Just like Gunstar Heroes, Treasure managed to squeeze some special effects out of the Mega Drive here. The third level featured some pseudo 3D tilting platforms, while one of the boss battles took place on a circular platform that spun Headdy around from the background to foreground. A few other neat little graphic tricks appeared here and there also â€“ the first boss was a large inflatable dog which stretched in size as it bounced around, amusingly crushing Trouble Bruin in the process.
There were also a few differences between the Japanese and US versions. One mini-boss took the form of a slightly creepy doll in the Japanese version, but was changed to a robot for the US, while another boss was likewise changed from a ballerina to a robot. We assume this was to prevent any allegations of depicting violence towards women. Effort was also put into the translation – most of the level names were movie puns such as â€˜Terminate Her Tooâ€™ and â€˜Twin Freaksâ€™.
A Game Gear version exists but is hard to recommend – the systemâ€™s constraints really hampered the experience. Backdrops were motionless, Headdy wasnâ€™t particularly well animated, several power-ups were missing and a few of the enemies werenâ€™t even animated. The last boss simply stoods on the spot with his arms up in the air, as if frozen in motion. Your reward for beating him? Just a single static screen claiming that now the Dark Demon has been defeated, Headdy can go and relax with his friends. This 8-bit version was handled by the studio who went on to make the critically panned Sonic Labyrinth, so perhaps itâ€™s not much of a surprise to learn that itâ€™s a bit on the rubbish side.
Keen to experience Dynamite Headdy for yourself? Assuming you donâ€™t own a copy already, by far the easiest way to is to purchase the content-heavy Sega Mega Drive: Ultimate Collection (aka Sonic’s Ultimate Genesis Collection). This collection allows you to save your progress at any time, which is handy â€“ Dynamite Headdy is a surprisingly lengthy game, and towards the end in particular it can be quite challenging.
Indeed, it’s hard to think of another Mega Drive game, save for Treasureâ€™s own efforts, which provides a similar rollercoaster ride of boss battles and fast paced sequences. Even nowadays games featuring two or three boss battles in a row are seldom seen.

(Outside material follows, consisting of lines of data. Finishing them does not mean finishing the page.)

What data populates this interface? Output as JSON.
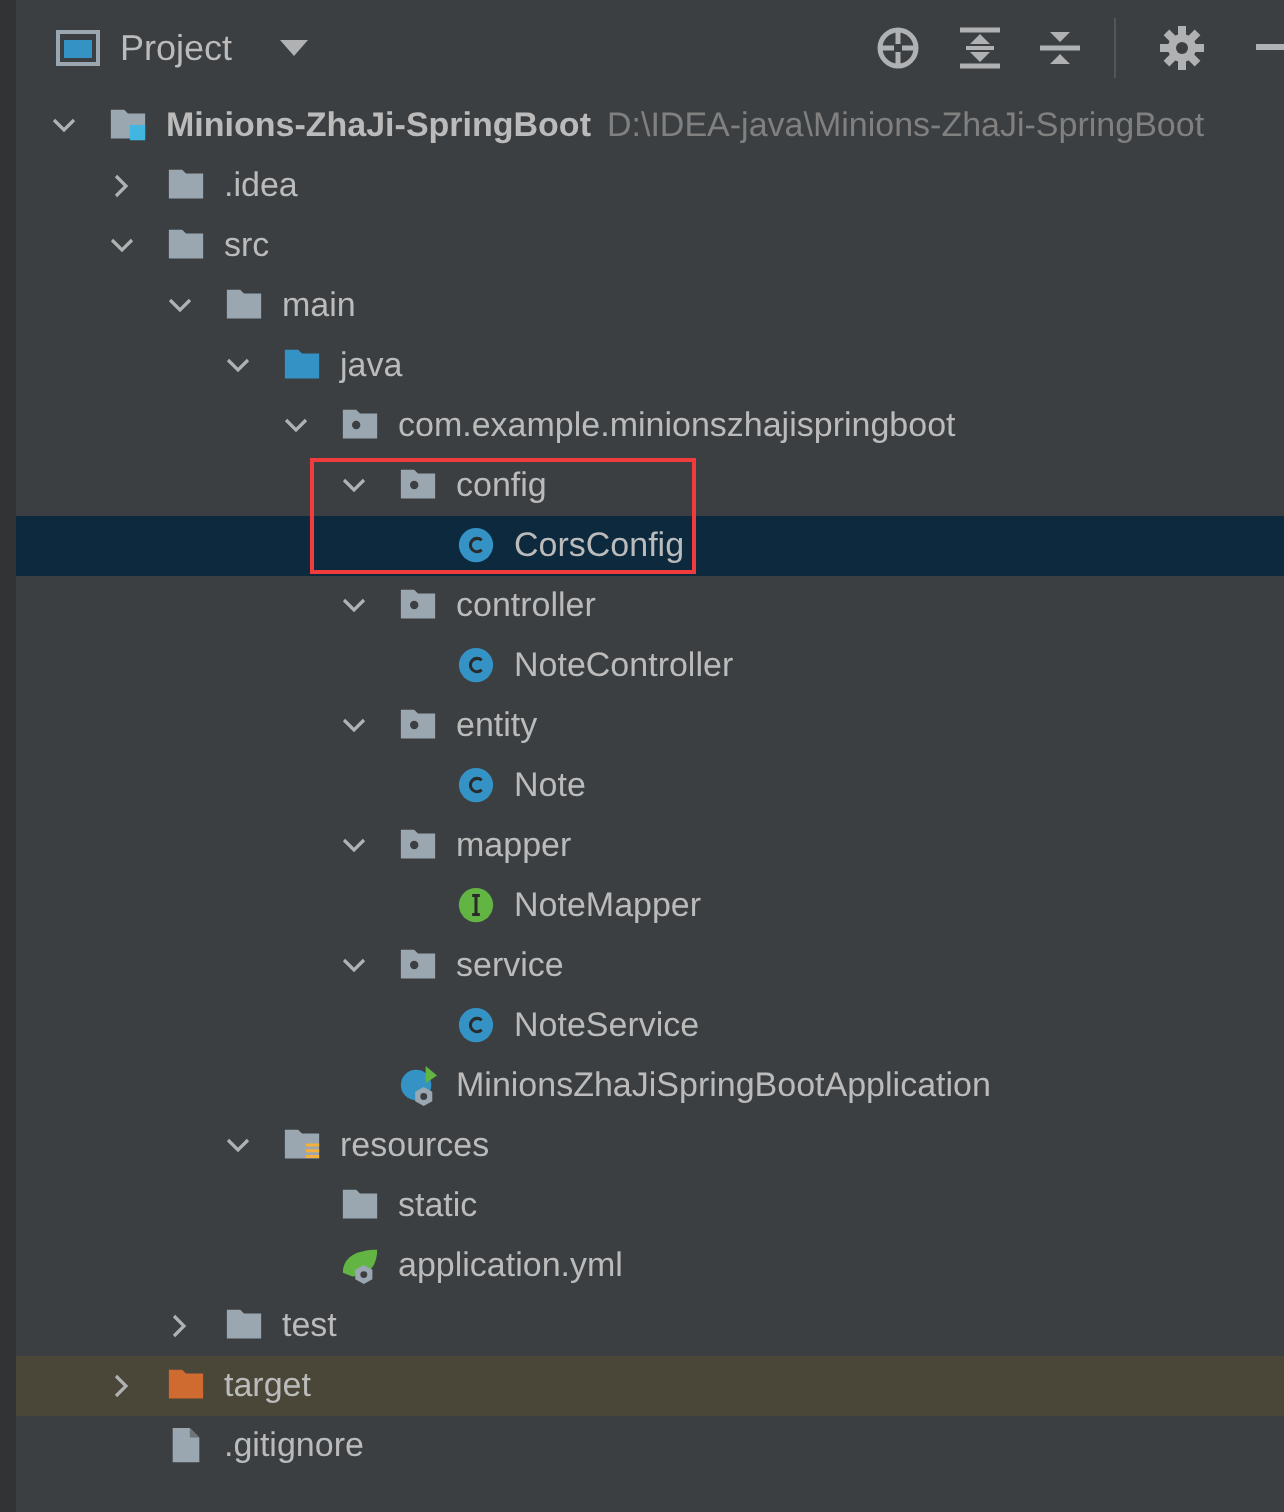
{
  "panel": {
    "title": "Project"
  },
  "tree": [
    {
      "label": "Minions-ZhaJi-SpringBoot",
      "path": "D:\\IDEA-java\\Minions-ZhaJi-SpringBoot",
      "kind": "module",
      "expanded": true,
      "selected": false,
      "highlighted": false,
      "children": [
        {
          "label": ".idea",
          "kind": "folder",
          "expanded": false,
          "selected": false,
          "highlighted": false
        },
        {
          "label": "src",
          "kind": "folder",
          "expanded": true,
          "selected": false,
          "highlighted": false,
          "children": [
            {
              "label": "main",
              "kind": "folder",
              "expanded": true,
              "selected": false,
              "highlighted": false,
              "children": [
                {
                  "label": "java",
                  "kind": "source-folder",
                  "expanded": true,
                  "selected": false,
                  "highlighted": false,
                  "children": [
                    {
                      "label": "com.example.minionszhajispringboot",
                      "kind": "package",
                      "expanded": true,
                      "selected": false,
                      "highlighted": false,
                      "children": [
                        {
                          "label": "config",
                          "kind": "package",
                          "expanded": true,
                          "selected": false,
                          "highlighted": true,
                          "children": [
                            {
                              "label": "CorsConfig",
                              "kind": "class",
                              "selected": true,
                              "highlighted": true
                            }
                          ]
                        },
                        {
                          "label": "controller",
                          "kind": "package",
                          "expanded": true,
                          "selected": false,
                          "highlighted": false,
                          "children": [
                            {
                              "label": "NoteController",
                              "kind": "class",
                              "selected": false,
                              "highlighted": false
                            }
                          ]
                        },
                        {
                          "label": "entity",
                          "kind": "package",
                          "expanded": true,
                          "selected": false,
                          "highlighted": false,
                          "children": [
                            {
                              "label": "Note",
                              "kind": "class",
                              "selected": false,
                              "highlighted": false
                            }
                          ]
                        },
                        {
                          "label": "mapper",
                          "kind": "package",
                          "expanded": true,
                          "selected": false,
                          "highlighted": false,
                          "children": [
                            {
                              "label": "NoteMapper",
                              "kind": "interface",
                              "selected": false,
                              "highlighted": false
                            }
                          ]
                        },
                        {
                          "label": "service",
                          "kind": "package",
                          "expanded": true,
                          "selected": false,
                          "highlighted": false,
                          "children": [
                            {
                              "label": "NoteService",
                              "kind": "class",
                              "selected": false,
                              "highlighted": false
                            }
                          ]
                        },
                        {
                          "label": "MinionsZhaJiSpringBootApplication",
                          "kind": "spring-app",
                          "selected": false,
                          "highlighted": false
                        }
                      ]
                    }
                  ]
                },
                {
                  "label": "resources",
                  "kind": "resources",
                  "expanded": true,
                  "selected": false,
                  "highlighted": false,
                  "children": [
                    {
                      "label": "static",
                      "kind": "folder",
                      "selected": false,
                      "highlighted": false
                    },
                    {
                      "label": "application.yml",
                      "kind": "spring-config",
                      "selected": false,
                      "highlighted": false
                    }
                  ]
                }
              ]
            },
            {
              "label": "test",
              "kind": "folder",
              "expanded": false,
              "selected": false,
              "highlighted": false
            }
          ]
        },
        {
          "label": "target",
          "kind": "excluded",
          "expanded": false,
          "selected": false,
          "highlighted": false
        },
        {
          "label": ".gitignore",
          "kind": "file",
          "selected": false,
          "highlighted": false
        }
      ]
    }
  ]
}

If Gunstar Heroes is Treasureâ€™s crowning achievement from the 16-bit era, then Dynamite Headdy is their biggest hidden gem. The fact that Europe never received the PlayStation 2 Treasure Box collection â€“ which contained Gunstar Heroes, Dynamite Headdy and Alien Solider â€“ always saddens us, as itâ€™s a game we feel that more people should have played.